Two and a half years ago, Europe’s Competition Commission held Microsoft’s monopolistic feet to the fire, forcing the company to offer its European Internet Explorer users the choice of using a non-IE browser.
As it turns out, some 28 million PCs were not offered any choice at all. Whoops.
Microsoft has confessed to an engineering error that kept Windows 7 users oblivious to there being any option other than Internet Explorer.
After users complained that they weren’t getting prompted to pick from IE, Chrome, Safari, Opera and Firefox as Microsoft had promised, the European Commission on Tuesday reopened its investigation into antitrust behaviors around browser bundling in Windows.
Microsoft was supposed to offer the browser-option screen when it issued the Windows 7 Service Pack 1 update at the beginning of 2011.
It reportedly did not, the European Commission said in a statement.
The Commission evidently isn’t taking Microsoft’s word for it when it comes to this failure being inadvertent.
Here’s some choice words on the matter from Joaquín Almunia, Vice President of the Commission in charge of competition policy:
"We take compliance with our decisions very seriously. And I trusted the company's reports were accurate. But it seems that was not the case, so we have immediately taken action. If following our investigation, the infringement is confirmed, Microsoft should expect sanctions."
How seriously does the EC take its decisions? How about 10% of Microsoft’s annual turnover serious? That’s what the EC says it could fine a company that it finds has breached legally binding commitments.

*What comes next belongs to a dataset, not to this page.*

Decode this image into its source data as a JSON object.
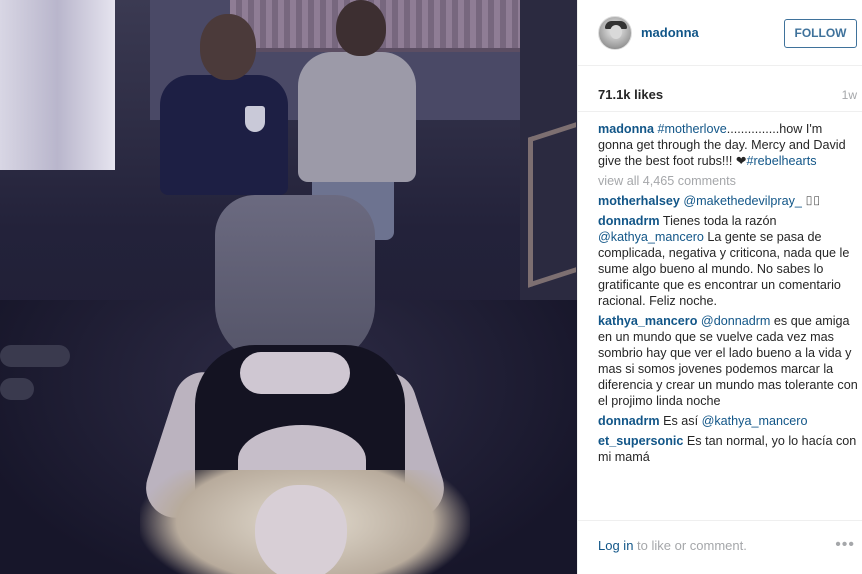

It’s unknown just what the EC deems to be Microsoft’s annual turnover (total revenue or profits).
But as The Next Web calculated, if one goes by current revenue rate, that sanction could total up to $7 billion.
Reuters reported that Microsoft is blaming a technical glitch for its failure to comply with the Commission’s orders.
Here’s Microsoft’s statement:
"Due to a technical error, we missed delivering the BCS (browser choice screen) software to PCs that came with the service pack 1 update to Windows 7. While we have taken immediate steps to remedy this problem, we deeply regret that this error occurred and we apologise for it."
Reuters reported that Microsoft says it’s now distributing software with the browser option and has offered to extend the compliance period for an additional 15 months.
Fingers crossed, Windows 7 users will soon be asked to choose which browser they would like to run from the following list (in no particular order):
If anything else shows up in the option list for Windows 7, there are two possible explanations: cybercrooks have hacked the browser choice window, or Microsoft goofed yet again.
Assuming Microsoft will get it right this time, keep it patched and updated, regardless of which browser you choose.